(Collected data entries)
—————
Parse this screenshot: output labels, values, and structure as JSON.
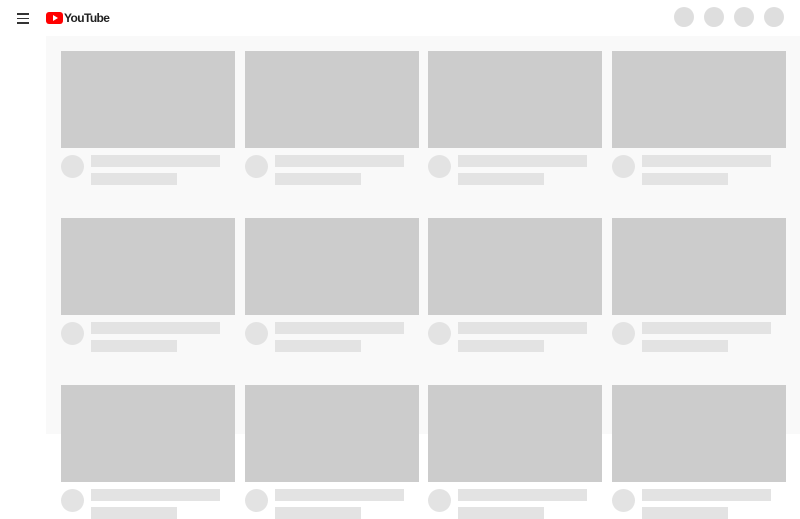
{
  "masthead": {
    "logo_text": "YouTube",
    "menu_icon": "hamburger-menu-icon",
    "logo_icon": "youtube-play-icon",
    "placeholder_buttons": 4,
    "logo_color": "#ff0000"
  },
  "skeleton": {
    "rows": 3,
    "columns": 4,
    "thumbnail_color": "#cccccc",
    "meta_color": "#e3e3e3",
    "background_color": "#f9f9f9"
  }
}
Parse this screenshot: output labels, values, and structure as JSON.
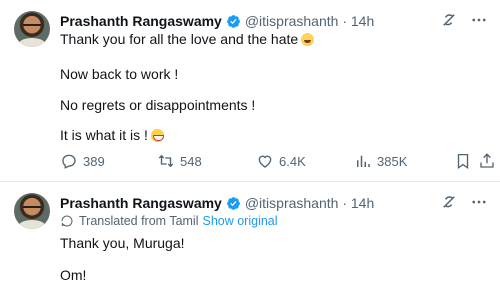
{
  "tweets": [
    {
      "author_name": "Prashanth Rangaswamy",
      "handle_time": "@itisprashanth · 14h",
      "lines": [
        "Thank you for all the love and the hate",
        "Now back to work !",
        "No regrets or disappointments !",
        "It is what it is !"
      ],
      "emoji_line1": "wink-emoji",
      "emoji_line4": "grin-emoji",
      "actions": {
        "replies": "389",
        "reposts": "548",
        "likes": "6.4K",
        "views": "385K"
      }
    },
    {
      "author_name": "Prashanth Rangaswamy",
      "handle_time": "@itisprashanth · 14h",
      "translated_label": "Translated from Tamil",
      "show_original": "Show original",
      "lines": [
        "Thank you, Muruga!",
        "Om!"
      ]
    }
  ],
  "icons": {
    "verified": "verified-badge-icon",
    "grok": "grok-icon",
    "more": "more-icon",
    "reply": "reply-icon",
    "repost": "repost-icon",
    "like": "like-icon",
    "views": "views-icon",
    "bookmark": "bookmark-icon",
    "share": "share-icon",
    "translate": "translate-icon"
  },
  "colors": {
    "accent": "#1d9bf0",
    "secondary_text": "#536471",
    "primary_text": "#0f1419"
  }
}
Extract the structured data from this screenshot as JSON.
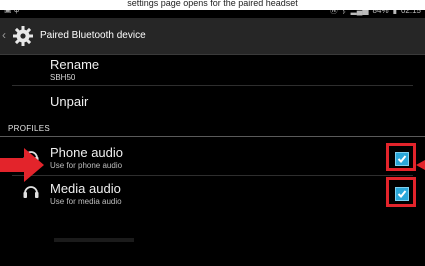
{
  "caption": "settings page opens for the paired headset",
  "status_bar": {
    "battery": "84%",
    "time": "02:15"
  },
  "action_bar": {
    "title": "Paired Bluetooth device"
  },
  "rename": {
    "title": "Rename",
    "value": "SBH50"
  },
  "unpair": {
    "title": "Unpair"
  },
  "profiles": {
    "header": "PROFILES",
    "items": [
      {
        "title": "Phone audio",
        "subtitle": "Use for phone audio",
        "checked": true
      },
      {
        "title": "Media audio",
        "subtitle": "Use for media audio",
        "checked": true
      }
    ]
  },
  "colors": {
    "accent": "#2aa7d9",
    "highlight": "#e3242b",
    "background": "#000000"
  }
}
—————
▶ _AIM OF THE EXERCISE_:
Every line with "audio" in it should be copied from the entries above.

▶ _RESPONSE_:
        "title": "Phone audio",
        "subtitle": "Use for phone audio",
        "title": "Media audio",
        "subtitle": "Use for media audio",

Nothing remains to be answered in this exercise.